ESL business writing exercises offer a valuable opportunity for business professionals to enhance their communication skills and excel in the realm of written correspondence. With the ability to seamlessly transfer their linguistic aptitude and proficiencies, ESL writers can readily adapt their skills to the demands of business writing. Engaging in these exercises not only fosters proficiency in both spoken and written communication but also cultivates a deep understanding of various writing styles and the psychology behind effective reading.
Outlined below are the primary advantages of engaging in ESL business writing exercises:
- Developing an Audience-Focused Approach
An integral aspect of successful business writing lies in its audience-focused nature. By consciously considering the needs of your readers, you can tailor your writing to best serve their interests. Take, for instance, the following sentence:
“Brian, I want to go to the training session so I can improve my presentation skills.”
To create a more audience-focused version, consider the following revision:
“Brian, I believe that enhancing my presentation skills through this training session will enable us to attract a greater customer base. Therefore, attending this session is of utmost importance.”
By keeping your audience at the forefront of your mind, you can determine what content to include, effectively structure your ideas, and provide compelling support for your arguments.
- Leveraging Active and Passive Voice Appropriately

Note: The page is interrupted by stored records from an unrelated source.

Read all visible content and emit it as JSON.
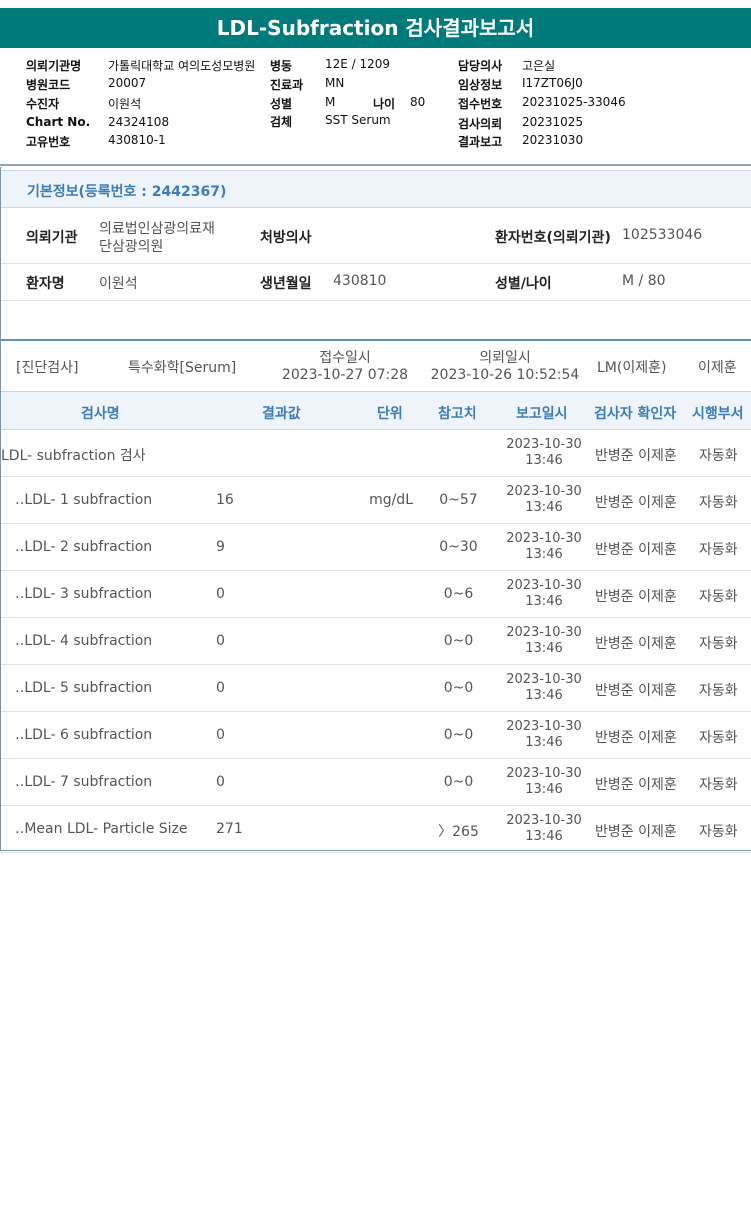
{
  "report_title": "LDL-Subfraction 검사결과보고서",
  "header": {
    "hospital_label": "의뢰기관명",
    "hospital_value": "가톨릭대학교 여의도성모병원",
    "ward_label": "병동",
    "ward_value": "12E / 1209",
    "doctor_label": "담당의사",
    "doctor_value": "고은실",
    "code_label": "병원코드",
    "code_value": "20007",
    "dept_label": "진료과",
    "dept_value": "MN",
    "clinical_label": "임상정보",
    "clinical_value": "I17ZT06J0",
    "examinee_label": "수진자",
    "examinee_value": "이원석",
    "sex_label": "성별",
    "sex_value": "M",
    "age_label": "나이",
    "age_value": "80",
    "receipt_no_label": "접수번호",
    "receipt_no_value": "20231025-33046",
    "chart_label": "Chart No.",
    "chart_value": "24324108",
    "specimen_label": "검체",
    "specimen_value": "SST Serum",
    "request_label": "검사의뢰",
    "request_value": "20231025",
    "unique_label": "고유번호",
    "unique_value": "430810-1",
    "report_label": "결과보고",
    "report_value": "20231030"
  },
  "basic_info": {
    "heading": "기본정보(등록번호 : 2442367)",
    "institution_label": "의뢰기관",
    "institution_line1": "의료법인삼광의료재",
    "institution_line2": "단삼광의원",
    "prescriber_label": "처방의사",
    "prescriber_value": "",
    "patient_no_label": "환자번호(의뢰기관)",
    "patient_no_value": "102533046",
    "name_label": "환자명",
    "name_value": "이원석",
    "birth_label": "생년월일",
    "birth_value": "430810",
    "sex_age_label": "성별/나이",
    "sex_age_value": "M / 80"
  },
  "order_meta": {
    "category": "[진단검사]",
    "specimen": "특수화학[Serum]",
    "receipt_label": "접수일시",
    "receipt_value": "2023-10-27 07:28",
    "request_label": "의뢰일시",
    "request_value": "2023-10-26 10:52:54",
    "lab": "LM(이제훈)",
    "doctor": "이제훈"
  },
  "table": {
    "headers": {
      "name": "검사명",
      "result": "결과값",
      "unit": "단위",
      "reference": "참고치",
      "report_time": "보고일시",
      "verifier": "검사자 확인자",
      "dept": "시행부서"
    },
    "rows": [
      {
        "name": "LDL- subfraction 검사",
        "result": "",
        "unit": "",
        "reference": "",
        "date": "2023-10-30",
        "time": "13:46",
        "verifier": "반병준 이제훈",
        "dept": "자동화"
      },
      {
        "name": "‥LDL- 1 subfraction",
        "result": "16",
        "unit": "mg/dL",
        "reference": "0~57",
        "date": "2023-10-30",
        "time": "13:46",
        "verifier": "반병준 이제훈",
        "dept": "자동화"
      },
      {
        "name": "‥LDL- 2 subfraction",
        "result": "9",
        "unit": "",
        "reference": "0~30",
        "date": "2023-10-30",
        "time": "13:46",
        "verifier": "반병준 이제훈",
        "dept": "자동화"
      },
      {
        "name": "‥LDL- 3 subfraction",
        "result": "0",
        "unit": "",
        "reference": "0~6",
        "date": "2023-10-30",
        "time": "13:46",
        "verifier": "반병준 이제훈",
        "dept": "자동화"
      },
      {
        "name": "‥LDL- 4 subfraction",
        "result": "0",
        "unit": "",
        "reference": "0~0",
        "date": "2023-10-30",
        "time": "13:46",
        "verifier": "반병준 이제훈",
        "dept": "자동화"
      },
      {
        "name": "‥LDL- 5 subfraction",
        "result": "0",
        "unit": "",
        "reference": "0~0",
        "date": "2023-10-30",
        "time": "13:46",
        "verifier": "반병준 이제훈",
        "dept": "자동화"
      },
      {
        "name": "‥LDL- 6 subfraction",
        "result": "0",
        "unit": "",
        "reference": "0~0",
        "date": "2023-10-30",
        "time": "13:46",
        "verifier": "반병준 이제훈",
        "dept": "자동화"
      },
      {
        "name": "‥LDL- 7 subfraction",
        "result": "0",
        "unit": "",
        "reference": "0~0",
        "date": "2023-10-30",
        "time": "13:46",
        "verifier": "반병준 이제훈",
        "dept": "자동화"
      },
      {
        "name": "‥Mean LDL- Particle Size",
        "result": "271",
        "unit": "",
        "reference": "〉265",
        "date": "2023-10-30",
        "time": "13:46",
        "verifier": "반병준 이제훈",
        "dept": "자동화"
      }
    ]
  },
  "colors": {
    "title_bg": "#007a7a",
    "section_text": "#3d7db5",
    "section_bg": "#eef4f9"
  }
}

Engaging in ESL business writing exercises helps you discern when to utilize the active or passive voice, depending on the message you wish to convey. If you aim to highlight the doer of an action, employing the passive voice is suitable. Conversely, if you intend to emphasize the action itself, employing the active voice is preferable.

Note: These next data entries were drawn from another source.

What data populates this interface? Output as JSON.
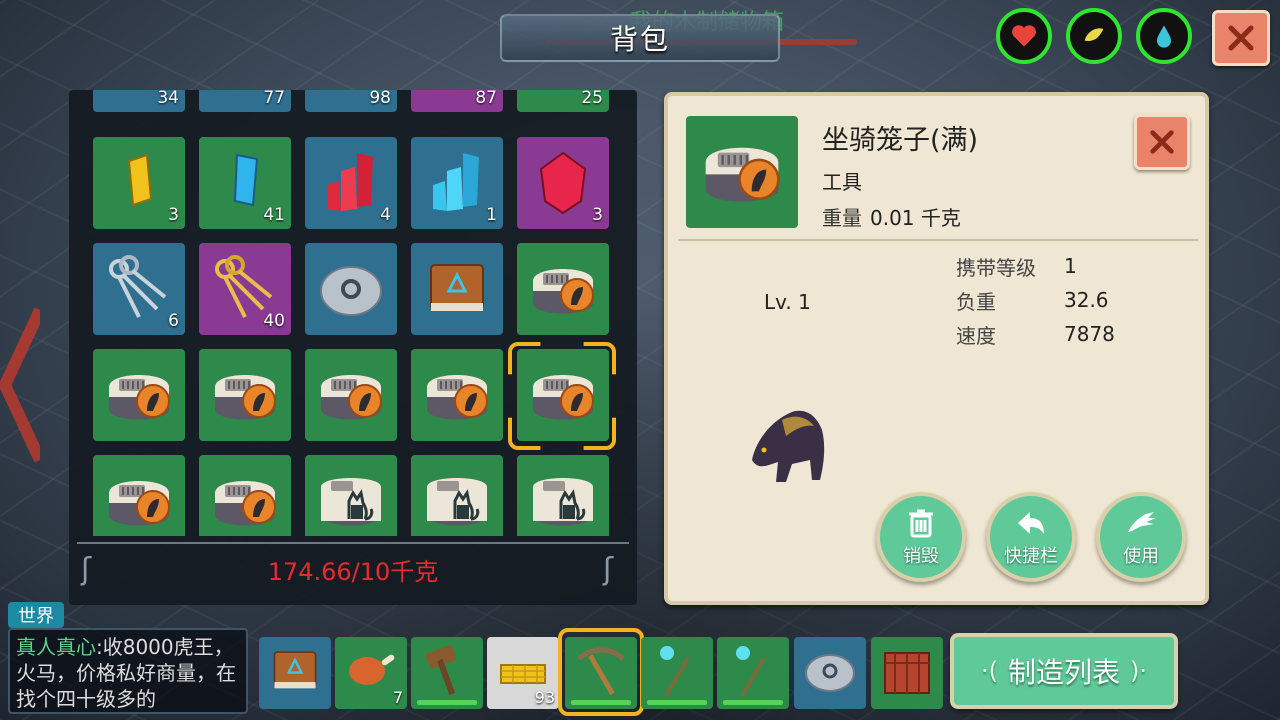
{
  "header": {
    "title": "背包",
    "chest_label": "我的木制储物箱"
  },
  "status": {
    "health_icon": "heart-icon",
    "hunger_icon": "food-icon",
    "thirst_icon": "water-drop-icon",
    "ring_color": "#2fe62f"
  },
  "inventory": {
    "top_row_counts": [
      "34",
      "77",
      "98",
      "87",
      "25"
    ],
    "rows": [
      [
        {
          "item": "yellow-crystal",
          "count": "3"
        },
        {
          "item": "blue-crystal",
          "count": "41"
        },
        {
          "item": "red-crystal-cluster",
          "count": "4"
        },
        {
          "item": "blue-crystal-cluster",
          "count": "1"
        },
        {
          "item": "red-gem",
          "count": "3"
        }
      ],
      [
        {
          "item": "silver-keys",
          "count": "6"
        },
        {
          "item": "gold-keys",
          "count": "40"
        },
        {
          "item": "stone-disc",
          "count": ""
        },
        {
          "item": "book",
          "count": ""
        },
        {
          "item": "mount-cage",
          "count": ""
        }
      ],
      [
        {
          "item": "mount-cage",
          "count": ""
        },
        {
          "item": "mount-cage",
          "count": ""
        },
        {
          "item": "mount-cage",
          "count": ""
        },
        {
          "item": "mount-cage",
          "count": ""
        },
        {
          "item": "mount-cage",
          "count": ""
        }
      ],
      [
        {
          "item": "mount-cage",
          "count": ""
        },
        {
          "item": "mount-cage",
          "count": ""
        },
        {
          "item": "cat-cage",
          "count": ""
        },
        {
          "item": "cat-cage",
          "count": ""
        },
        {
          "item": "cat-cage",
          "count": ""
        }
      ]
    ],
    "weight": "174.66/10千克"
  },
  "detail": {
    "name": "坐骑笼子(满)",
    "category": "工具",
    "weight_label": "重量",
    "weight_value": "0.01 千克",
    "level": "Lv. 1",
    "stats": [
      {
        "key": "携带等级",
        "value": "1"
      },
      {
        "key": "负重",
        "value": "32.6"
      },
      {
        "key": "速度",
        "value": "7878"
      }
    ],
    "actions": {
      "destroy": "销毁",
      "hotbar": "快捷栏",
      "use": "使用"
    }
  },
  "chat": {
    "channel": "世界",
    "sender": "真人真心",
    "message": ":收8000虎王，火马，价格私好商量，在找个四十级多的"
  },
  "hotbar": {
    "slots": [
      {
        "item": "book",
        "count": ""
      },
      {
        "item": "meat",
        "count": "7"
      },
      {
        "item": "wooden-hammer",
        "count": ""
      },
      {
        "item": "gold-bricks",
        "count": "93"
      },
      {
        "item": "pickaxe",
        "count": ""
      },
      {
        "item": "magic-staff",
        "count": ""
      },
      {
        "item": "magic-staff",
        "count": ""
      },
      {
        "item": "stone-disc",
        "count": ""
      },
      {
        "item": "wooden-crate",
        "count": ""
      }
    ],
    "craft_label": "制造列表"
  }
}
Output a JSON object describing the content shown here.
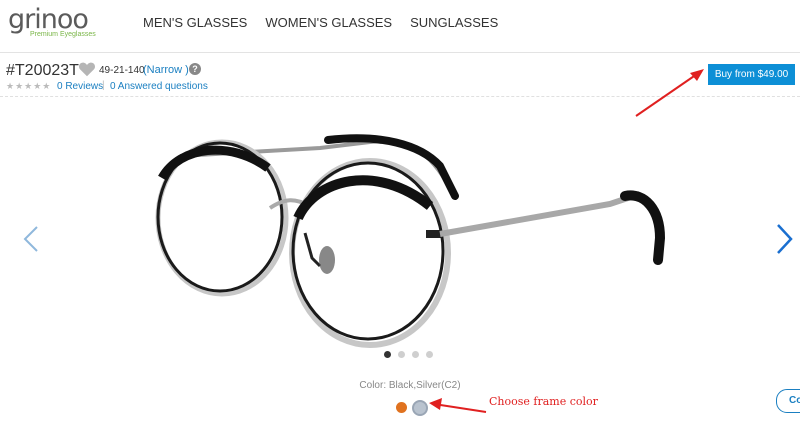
{
  "logo": {
    "word": "grinoo",
    "tagline": "Premium Eyeglasses"
  },
  "nav": [
    "MEN'S GLASSES",
    "WOMEN'S GLASSES",
    "SUNGLASSES"
  ],
  "product": {
    "sku": "#T20023T",
    "sizes": "49-21-140",
    "fit": "(Narrow )",
    "help": "?",
    "stars": "★★★★★",
    "reviews": "0 Reviews",
    "separator": "|",
    "answered": "0 Answered questions",
    "buy_label": "Buy from $49.00",
    "color_label": "Color: Black,Silver(C2)",
    "swatches": [
      {
        "color": "#e0721f"
      },
      {
        "color": "#b9c3cf",
        "selected": true
      }
    ],
    "carousel_active": 0
  },
  "annotation": {
    "text": "Choose frame color",
    "color": "#e02020"
  },
  "partial_button": "Co",
  "colors": {
    "accent": "#0d8fd6",
    "link": "#1a7fc1"
  }
}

- Enhancing Thought Clarification
Lastly, ESL business writing exercises allow for the clarification of thoughts and emotions. For instance, when describing the process of resolving a platform bug, rather than delving into intricate technicalities, you could construct a scenario where a user encounters a problem while utilizing the platform. This approach enables you to empathize with your readers and write in a manner that caters to their interests and needs.
In conclusion, while possessing exceptional oratory, salesmanship, or presentation skills is undoubtedly advantageous, one’s proficiency in writing holds equal importance. Writing serves as an indispensable mode of communication in the workplace, necessitating the avoidance of common errors in business writing. Engaging in ESL business writing exercises empowers professionals to craft compelling web copies, emails, contracts, proposals, and more, ultimately elevating their written communication prowess to new heights.